It was a Saturday afternoon in 2006, and Florence and two girlfriends were planning to go to Kenyatta National Hospital to get their HIV results. The previous day, one of the girlfriends had called Florence in distress; she had found her boyfriend cheating with a girl who was rumoured to have been around the block quite a few times, and now she was worried that she had contracted HIV from him.
Florence and another girlfriend got together to accompany her to the hospital for her tests – and also took the test themselves in a show of moral support. Florence wasn’t really worried about her HIV status, though; she thought it would come out negative. Instead, she was focused on a party she was due to attend later that evening, thrown by an ex-boyfriend. They had dated in college, broken up and re-kindled their romance the previous weekend. 27 at the time and enjoying her first steady job since graduating with a degree in business administration, life was looking up for Florence.
Later that afternoon, a counsellor at the hospital pushed a box of tissues in her direction and gave her the hard news: she was HIV positive.
Eleven years later, Florence is now the communications manager for the International Community of Women Living with HIV (ICW). But back then, she didn’t tell her friends about her diagnosis. She pretended everything was okay and went for the party afterwards where she continued her denial. Then, that night, she walked into her ex’s bedroom and found him dabbing a bloody finger with cotton wool. He had accidentally sliced it with a kitchen knife. “The blood and the act of dabbing his finger made me a fall apart,” she says. It reminded her of the counsellor pricking her finger and dabbing it with a swab. “I screamed at him and blabbed incoherently for a few minutes, and ended by saying, ‘You know that’s what they did to me today and now I have Aids!’”
The relationship was as good as dead after that.
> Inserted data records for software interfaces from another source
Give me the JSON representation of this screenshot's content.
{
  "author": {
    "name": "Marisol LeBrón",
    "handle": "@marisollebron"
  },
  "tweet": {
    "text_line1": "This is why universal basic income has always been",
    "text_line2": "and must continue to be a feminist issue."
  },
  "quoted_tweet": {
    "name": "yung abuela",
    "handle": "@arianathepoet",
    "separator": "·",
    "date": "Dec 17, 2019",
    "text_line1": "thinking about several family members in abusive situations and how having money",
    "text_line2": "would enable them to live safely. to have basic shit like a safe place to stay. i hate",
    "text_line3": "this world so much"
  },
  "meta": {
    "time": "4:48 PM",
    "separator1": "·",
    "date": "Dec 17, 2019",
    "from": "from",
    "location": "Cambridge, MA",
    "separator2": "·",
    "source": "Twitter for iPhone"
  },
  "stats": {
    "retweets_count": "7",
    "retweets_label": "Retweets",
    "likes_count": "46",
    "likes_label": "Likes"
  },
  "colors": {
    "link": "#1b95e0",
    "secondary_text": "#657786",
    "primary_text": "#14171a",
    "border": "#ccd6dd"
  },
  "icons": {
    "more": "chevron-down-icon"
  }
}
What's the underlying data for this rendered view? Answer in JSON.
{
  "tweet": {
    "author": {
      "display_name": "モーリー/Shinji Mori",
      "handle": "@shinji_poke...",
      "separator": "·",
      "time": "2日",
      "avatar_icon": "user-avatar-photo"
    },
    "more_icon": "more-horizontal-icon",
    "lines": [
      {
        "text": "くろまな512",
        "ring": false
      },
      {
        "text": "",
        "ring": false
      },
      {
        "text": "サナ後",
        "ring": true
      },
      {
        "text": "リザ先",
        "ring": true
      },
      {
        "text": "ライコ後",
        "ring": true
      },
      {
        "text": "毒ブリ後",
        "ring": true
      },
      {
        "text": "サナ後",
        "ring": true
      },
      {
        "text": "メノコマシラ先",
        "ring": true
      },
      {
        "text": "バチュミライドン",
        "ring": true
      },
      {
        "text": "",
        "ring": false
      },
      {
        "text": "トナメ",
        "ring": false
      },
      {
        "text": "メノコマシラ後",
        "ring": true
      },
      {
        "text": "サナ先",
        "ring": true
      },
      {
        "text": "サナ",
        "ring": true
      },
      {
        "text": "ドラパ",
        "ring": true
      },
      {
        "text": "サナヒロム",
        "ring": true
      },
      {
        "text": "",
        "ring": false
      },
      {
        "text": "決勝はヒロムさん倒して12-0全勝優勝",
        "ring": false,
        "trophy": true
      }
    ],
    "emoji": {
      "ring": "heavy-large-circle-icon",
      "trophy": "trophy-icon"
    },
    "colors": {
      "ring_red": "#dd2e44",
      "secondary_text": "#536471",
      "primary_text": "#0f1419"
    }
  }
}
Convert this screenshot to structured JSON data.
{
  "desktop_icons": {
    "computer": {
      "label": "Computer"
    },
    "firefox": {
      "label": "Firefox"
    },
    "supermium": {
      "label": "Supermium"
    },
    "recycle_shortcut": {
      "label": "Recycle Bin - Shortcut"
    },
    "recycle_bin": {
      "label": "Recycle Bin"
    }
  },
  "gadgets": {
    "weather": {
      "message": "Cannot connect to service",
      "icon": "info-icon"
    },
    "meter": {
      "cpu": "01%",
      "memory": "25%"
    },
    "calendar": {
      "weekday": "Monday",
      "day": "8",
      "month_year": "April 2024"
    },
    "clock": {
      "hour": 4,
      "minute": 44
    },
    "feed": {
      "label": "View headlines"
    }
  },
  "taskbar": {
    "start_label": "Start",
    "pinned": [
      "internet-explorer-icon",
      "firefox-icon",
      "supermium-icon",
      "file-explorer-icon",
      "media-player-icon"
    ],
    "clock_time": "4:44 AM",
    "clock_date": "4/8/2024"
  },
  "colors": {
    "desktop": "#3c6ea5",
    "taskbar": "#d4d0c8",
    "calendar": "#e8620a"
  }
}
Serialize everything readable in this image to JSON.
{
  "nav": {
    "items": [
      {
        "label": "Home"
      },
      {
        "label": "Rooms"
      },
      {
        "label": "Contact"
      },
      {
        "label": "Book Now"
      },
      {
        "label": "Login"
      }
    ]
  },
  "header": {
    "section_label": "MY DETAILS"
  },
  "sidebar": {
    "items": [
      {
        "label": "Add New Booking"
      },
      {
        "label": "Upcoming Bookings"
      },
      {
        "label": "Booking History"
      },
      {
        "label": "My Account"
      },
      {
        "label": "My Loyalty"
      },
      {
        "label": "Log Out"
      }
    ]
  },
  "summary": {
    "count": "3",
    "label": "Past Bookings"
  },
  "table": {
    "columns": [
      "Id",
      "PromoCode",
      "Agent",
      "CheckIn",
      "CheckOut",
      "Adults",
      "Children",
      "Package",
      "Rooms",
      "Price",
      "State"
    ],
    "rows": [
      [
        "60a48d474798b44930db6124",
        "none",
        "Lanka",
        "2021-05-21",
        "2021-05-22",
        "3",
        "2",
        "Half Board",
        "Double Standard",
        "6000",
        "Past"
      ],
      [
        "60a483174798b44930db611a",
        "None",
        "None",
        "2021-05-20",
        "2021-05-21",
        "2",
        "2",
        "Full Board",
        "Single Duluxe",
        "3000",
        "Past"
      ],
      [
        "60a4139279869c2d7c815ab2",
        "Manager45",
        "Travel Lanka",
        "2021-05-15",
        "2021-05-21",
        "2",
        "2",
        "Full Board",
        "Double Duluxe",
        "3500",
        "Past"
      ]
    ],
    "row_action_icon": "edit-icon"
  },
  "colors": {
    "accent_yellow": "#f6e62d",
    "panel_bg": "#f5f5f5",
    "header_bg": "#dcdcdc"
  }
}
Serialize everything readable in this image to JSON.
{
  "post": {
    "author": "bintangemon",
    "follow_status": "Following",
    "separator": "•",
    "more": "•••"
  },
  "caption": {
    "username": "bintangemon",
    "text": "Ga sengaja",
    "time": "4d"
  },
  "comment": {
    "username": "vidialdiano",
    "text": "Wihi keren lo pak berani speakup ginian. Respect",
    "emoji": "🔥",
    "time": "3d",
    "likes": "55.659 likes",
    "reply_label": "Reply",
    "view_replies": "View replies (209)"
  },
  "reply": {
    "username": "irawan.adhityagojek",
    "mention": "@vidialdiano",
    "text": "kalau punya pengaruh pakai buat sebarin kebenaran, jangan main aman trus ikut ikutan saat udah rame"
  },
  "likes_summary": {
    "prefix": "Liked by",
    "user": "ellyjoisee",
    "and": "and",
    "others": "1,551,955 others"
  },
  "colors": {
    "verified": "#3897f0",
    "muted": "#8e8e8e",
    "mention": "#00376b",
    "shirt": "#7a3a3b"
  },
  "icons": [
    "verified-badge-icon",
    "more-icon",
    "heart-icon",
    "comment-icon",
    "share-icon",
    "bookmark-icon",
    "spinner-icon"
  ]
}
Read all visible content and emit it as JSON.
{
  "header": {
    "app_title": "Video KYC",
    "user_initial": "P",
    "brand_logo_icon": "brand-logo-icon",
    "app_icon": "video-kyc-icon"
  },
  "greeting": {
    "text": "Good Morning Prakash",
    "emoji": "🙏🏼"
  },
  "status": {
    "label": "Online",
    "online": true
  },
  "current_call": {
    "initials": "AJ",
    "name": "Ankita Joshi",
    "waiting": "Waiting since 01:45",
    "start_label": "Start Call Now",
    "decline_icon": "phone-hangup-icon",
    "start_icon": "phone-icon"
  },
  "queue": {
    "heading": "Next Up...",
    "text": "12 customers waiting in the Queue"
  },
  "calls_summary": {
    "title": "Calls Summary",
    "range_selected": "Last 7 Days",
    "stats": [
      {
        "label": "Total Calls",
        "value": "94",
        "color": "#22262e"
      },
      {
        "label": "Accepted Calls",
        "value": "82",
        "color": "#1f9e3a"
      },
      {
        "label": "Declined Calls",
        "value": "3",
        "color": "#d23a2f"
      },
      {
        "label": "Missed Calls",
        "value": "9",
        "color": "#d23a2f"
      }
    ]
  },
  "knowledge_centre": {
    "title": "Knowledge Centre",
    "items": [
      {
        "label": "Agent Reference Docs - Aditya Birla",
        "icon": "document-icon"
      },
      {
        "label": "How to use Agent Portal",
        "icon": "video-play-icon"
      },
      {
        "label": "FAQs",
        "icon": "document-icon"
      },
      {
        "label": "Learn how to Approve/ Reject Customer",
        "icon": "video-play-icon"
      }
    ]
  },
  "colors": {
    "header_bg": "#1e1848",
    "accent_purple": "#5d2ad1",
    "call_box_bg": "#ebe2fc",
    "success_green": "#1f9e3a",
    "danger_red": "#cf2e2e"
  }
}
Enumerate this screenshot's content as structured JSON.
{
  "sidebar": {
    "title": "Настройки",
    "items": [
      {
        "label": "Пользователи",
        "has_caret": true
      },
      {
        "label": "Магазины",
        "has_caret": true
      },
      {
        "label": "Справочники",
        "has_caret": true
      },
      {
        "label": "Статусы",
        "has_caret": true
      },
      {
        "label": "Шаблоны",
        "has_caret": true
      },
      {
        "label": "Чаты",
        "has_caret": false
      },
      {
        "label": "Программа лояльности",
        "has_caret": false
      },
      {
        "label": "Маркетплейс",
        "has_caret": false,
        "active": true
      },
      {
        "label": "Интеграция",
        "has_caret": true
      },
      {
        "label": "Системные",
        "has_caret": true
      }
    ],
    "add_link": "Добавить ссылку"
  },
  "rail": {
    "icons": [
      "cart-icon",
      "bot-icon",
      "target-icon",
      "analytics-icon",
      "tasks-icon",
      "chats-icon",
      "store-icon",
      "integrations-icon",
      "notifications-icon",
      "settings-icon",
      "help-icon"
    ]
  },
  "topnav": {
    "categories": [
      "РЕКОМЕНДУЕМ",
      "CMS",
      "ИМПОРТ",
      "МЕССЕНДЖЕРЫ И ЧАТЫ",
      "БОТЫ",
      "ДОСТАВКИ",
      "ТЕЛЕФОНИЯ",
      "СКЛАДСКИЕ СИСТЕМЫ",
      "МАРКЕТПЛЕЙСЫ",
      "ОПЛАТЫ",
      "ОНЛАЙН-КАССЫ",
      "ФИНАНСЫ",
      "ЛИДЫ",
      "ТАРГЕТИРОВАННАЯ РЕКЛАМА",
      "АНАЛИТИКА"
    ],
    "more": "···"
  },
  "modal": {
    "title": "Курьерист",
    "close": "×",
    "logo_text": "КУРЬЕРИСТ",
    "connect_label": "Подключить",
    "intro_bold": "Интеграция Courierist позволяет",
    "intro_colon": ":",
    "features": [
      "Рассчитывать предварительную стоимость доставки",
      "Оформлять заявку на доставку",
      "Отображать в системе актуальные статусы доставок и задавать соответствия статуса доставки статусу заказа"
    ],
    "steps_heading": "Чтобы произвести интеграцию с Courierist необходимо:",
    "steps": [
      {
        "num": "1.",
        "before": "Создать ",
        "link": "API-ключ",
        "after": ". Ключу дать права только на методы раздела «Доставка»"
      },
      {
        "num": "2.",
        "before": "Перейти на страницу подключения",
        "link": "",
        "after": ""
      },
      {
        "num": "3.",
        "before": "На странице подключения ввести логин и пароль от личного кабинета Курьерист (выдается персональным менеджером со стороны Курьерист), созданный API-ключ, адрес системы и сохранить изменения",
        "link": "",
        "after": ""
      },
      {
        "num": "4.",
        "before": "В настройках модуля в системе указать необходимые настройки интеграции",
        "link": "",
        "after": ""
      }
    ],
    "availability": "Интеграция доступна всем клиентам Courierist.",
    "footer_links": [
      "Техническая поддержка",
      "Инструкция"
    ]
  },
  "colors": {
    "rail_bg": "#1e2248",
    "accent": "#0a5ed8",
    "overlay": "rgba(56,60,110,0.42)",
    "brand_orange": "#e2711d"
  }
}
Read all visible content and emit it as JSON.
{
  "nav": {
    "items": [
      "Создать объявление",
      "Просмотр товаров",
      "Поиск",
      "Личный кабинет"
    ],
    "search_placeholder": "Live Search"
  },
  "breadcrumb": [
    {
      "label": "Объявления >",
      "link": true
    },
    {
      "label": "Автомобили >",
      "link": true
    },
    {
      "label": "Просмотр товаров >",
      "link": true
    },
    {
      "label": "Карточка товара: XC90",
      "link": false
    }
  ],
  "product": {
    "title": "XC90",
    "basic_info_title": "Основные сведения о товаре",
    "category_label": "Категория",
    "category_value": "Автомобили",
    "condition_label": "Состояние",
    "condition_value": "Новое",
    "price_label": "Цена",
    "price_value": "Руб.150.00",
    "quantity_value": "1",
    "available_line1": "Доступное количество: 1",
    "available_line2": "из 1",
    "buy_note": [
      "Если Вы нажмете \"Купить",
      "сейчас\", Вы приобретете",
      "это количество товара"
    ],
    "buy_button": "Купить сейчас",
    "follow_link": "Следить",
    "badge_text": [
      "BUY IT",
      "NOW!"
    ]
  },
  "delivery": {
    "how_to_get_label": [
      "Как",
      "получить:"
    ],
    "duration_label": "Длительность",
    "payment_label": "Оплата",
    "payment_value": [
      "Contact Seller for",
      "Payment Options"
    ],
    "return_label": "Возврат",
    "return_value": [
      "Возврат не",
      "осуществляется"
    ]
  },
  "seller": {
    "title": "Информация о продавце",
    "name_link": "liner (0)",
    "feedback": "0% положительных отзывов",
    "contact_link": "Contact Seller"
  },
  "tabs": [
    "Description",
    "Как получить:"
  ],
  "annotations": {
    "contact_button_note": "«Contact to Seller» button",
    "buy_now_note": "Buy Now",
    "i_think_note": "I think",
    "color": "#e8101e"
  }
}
He accompanied her for one clinic visit, and that’s the last she saw of him in a long while. Thus began her journey of navigating the dating scene, and learning the whens and hows of disclosing her HIV status to potential partners.